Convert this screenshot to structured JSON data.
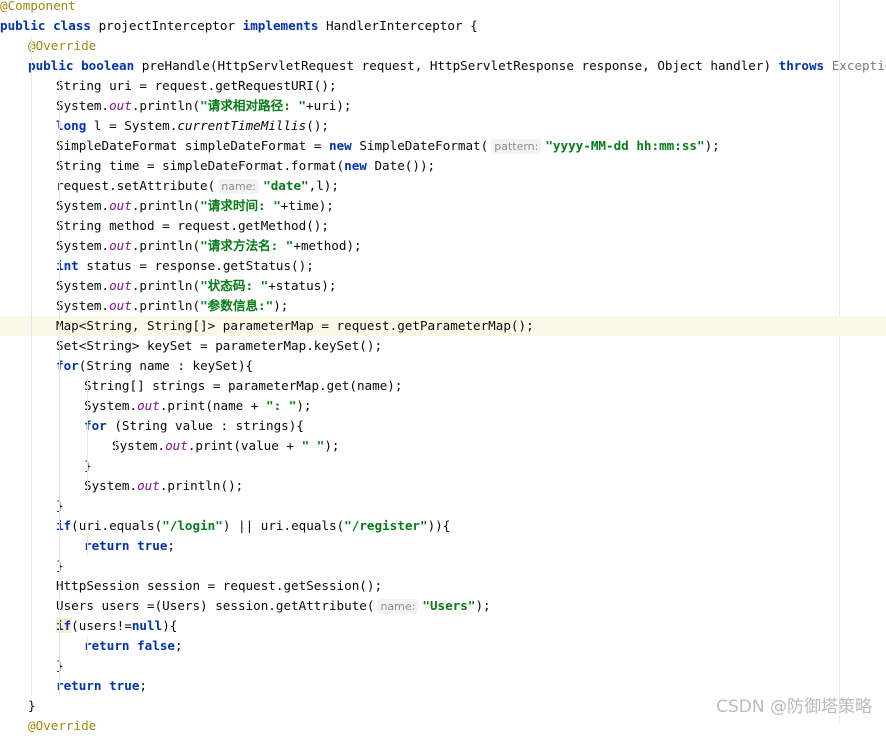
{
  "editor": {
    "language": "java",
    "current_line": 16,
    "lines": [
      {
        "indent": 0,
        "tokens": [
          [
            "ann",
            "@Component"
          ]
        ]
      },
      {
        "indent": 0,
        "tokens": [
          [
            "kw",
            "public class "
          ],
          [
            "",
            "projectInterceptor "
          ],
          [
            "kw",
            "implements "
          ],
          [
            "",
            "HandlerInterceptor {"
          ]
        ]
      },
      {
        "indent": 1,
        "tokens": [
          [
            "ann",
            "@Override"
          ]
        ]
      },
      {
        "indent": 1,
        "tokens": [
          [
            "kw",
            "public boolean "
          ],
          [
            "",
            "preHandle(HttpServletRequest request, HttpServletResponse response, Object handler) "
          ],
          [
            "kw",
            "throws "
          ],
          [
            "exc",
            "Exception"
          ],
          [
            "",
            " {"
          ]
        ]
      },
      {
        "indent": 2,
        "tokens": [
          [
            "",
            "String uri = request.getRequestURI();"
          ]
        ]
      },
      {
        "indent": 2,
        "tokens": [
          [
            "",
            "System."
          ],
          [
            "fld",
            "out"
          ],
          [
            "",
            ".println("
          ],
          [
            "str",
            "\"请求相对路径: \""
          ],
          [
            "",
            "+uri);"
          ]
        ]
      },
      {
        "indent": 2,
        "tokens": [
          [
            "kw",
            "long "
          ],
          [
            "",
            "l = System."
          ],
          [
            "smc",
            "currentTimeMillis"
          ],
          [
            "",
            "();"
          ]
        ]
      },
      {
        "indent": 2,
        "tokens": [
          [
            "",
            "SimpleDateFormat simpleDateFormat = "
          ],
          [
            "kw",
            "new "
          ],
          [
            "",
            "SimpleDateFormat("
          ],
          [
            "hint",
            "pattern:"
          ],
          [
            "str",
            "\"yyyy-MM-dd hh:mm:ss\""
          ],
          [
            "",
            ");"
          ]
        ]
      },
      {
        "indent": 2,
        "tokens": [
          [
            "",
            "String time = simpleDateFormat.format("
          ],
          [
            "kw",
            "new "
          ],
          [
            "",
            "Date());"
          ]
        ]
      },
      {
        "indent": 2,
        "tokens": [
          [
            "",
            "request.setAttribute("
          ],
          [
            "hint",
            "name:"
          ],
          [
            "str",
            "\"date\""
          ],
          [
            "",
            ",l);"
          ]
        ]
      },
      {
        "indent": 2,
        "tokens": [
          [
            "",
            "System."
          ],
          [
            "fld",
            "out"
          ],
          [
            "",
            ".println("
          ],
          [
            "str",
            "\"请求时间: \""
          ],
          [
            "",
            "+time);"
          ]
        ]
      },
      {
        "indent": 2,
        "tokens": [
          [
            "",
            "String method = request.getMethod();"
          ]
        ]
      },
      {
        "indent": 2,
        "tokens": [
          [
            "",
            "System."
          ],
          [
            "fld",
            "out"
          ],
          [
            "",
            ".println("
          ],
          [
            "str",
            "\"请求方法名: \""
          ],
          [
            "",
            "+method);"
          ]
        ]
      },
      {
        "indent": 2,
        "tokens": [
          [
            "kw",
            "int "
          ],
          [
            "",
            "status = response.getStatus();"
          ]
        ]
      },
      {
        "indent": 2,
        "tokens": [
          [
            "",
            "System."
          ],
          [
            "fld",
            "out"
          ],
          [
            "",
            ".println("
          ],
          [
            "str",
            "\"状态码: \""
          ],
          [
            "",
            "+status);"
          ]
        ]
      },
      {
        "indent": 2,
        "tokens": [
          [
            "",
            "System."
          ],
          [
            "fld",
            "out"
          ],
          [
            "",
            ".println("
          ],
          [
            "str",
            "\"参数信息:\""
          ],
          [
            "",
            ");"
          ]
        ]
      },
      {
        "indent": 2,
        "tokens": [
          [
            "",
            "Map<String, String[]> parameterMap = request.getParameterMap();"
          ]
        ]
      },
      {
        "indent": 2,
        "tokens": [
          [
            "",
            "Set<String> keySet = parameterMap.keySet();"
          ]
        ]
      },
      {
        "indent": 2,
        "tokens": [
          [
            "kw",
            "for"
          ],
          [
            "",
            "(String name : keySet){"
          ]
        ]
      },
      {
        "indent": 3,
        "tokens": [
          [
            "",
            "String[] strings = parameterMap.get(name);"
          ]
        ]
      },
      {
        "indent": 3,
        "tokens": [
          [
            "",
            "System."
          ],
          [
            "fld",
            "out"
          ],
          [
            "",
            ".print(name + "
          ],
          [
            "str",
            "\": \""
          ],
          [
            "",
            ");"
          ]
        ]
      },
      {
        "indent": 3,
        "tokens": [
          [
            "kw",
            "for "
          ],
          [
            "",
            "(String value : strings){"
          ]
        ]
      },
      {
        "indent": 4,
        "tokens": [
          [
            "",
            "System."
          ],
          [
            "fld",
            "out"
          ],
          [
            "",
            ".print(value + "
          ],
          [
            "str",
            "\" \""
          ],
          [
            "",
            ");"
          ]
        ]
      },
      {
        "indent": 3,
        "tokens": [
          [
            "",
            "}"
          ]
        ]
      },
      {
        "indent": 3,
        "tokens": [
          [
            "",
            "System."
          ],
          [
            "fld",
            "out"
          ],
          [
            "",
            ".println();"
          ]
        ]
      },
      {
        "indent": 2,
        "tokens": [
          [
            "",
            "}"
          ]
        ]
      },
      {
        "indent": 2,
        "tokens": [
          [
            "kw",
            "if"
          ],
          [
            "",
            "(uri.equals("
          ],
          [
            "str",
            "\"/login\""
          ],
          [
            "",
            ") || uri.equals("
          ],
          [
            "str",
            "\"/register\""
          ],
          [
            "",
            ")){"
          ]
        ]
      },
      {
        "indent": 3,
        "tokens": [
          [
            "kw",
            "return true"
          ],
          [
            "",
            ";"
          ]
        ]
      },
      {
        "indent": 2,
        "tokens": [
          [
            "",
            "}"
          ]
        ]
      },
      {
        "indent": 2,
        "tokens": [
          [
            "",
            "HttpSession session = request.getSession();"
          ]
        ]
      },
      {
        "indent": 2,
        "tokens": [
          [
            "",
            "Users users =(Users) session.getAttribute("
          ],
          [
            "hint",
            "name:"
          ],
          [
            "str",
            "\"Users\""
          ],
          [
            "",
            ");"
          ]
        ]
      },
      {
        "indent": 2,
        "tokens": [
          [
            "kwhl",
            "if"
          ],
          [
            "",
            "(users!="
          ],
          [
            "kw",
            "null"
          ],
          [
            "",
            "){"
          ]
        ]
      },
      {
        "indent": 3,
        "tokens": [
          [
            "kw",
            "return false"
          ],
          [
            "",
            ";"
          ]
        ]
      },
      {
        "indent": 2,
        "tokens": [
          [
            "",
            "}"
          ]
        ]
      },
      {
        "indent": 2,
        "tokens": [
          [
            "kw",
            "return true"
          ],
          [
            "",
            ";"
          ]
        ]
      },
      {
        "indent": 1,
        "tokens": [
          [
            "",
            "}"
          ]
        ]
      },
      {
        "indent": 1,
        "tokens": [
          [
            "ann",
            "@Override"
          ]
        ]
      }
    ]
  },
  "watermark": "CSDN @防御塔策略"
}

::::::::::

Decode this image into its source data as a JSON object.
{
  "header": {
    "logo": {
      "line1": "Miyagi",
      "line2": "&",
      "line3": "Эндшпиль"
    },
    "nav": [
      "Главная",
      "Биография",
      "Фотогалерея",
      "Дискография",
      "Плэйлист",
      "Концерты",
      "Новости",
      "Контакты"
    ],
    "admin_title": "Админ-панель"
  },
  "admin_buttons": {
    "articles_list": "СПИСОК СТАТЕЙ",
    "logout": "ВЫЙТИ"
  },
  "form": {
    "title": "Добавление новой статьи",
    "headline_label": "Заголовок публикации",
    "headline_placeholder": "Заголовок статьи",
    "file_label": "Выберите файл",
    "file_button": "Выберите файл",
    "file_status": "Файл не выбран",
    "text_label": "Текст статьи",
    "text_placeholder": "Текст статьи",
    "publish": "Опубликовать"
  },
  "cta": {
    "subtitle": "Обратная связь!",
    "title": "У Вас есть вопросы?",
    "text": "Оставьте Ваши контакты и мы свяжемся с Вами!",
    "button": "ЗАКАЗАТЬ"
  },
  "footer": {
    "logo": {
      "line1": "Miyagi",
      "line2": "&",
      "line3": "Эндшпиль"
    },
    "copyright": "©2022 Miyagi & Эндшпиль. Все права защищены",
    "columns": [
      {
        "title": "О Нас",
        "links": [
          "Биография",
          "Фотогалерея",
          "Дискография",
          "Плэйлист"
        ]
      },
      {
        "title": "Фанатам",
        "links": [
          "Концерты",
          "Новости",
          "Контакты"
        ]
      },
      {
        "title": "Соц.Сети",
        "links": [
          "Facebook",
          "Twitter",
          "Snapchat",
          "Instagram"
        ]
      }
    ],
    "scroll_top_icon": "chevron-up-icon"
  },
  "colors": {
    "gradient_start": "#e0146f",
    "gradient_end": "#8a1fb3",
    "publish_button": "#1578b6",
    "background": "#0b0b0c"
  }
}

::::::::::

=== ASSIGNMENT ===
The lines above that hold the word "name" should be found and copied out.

=== SOLVED EXERCISE ===
            "name:"
            "(String name : keySet){"
            "String[] strings = parameterMap.get(name);"
            ".print(name + "
            "name:"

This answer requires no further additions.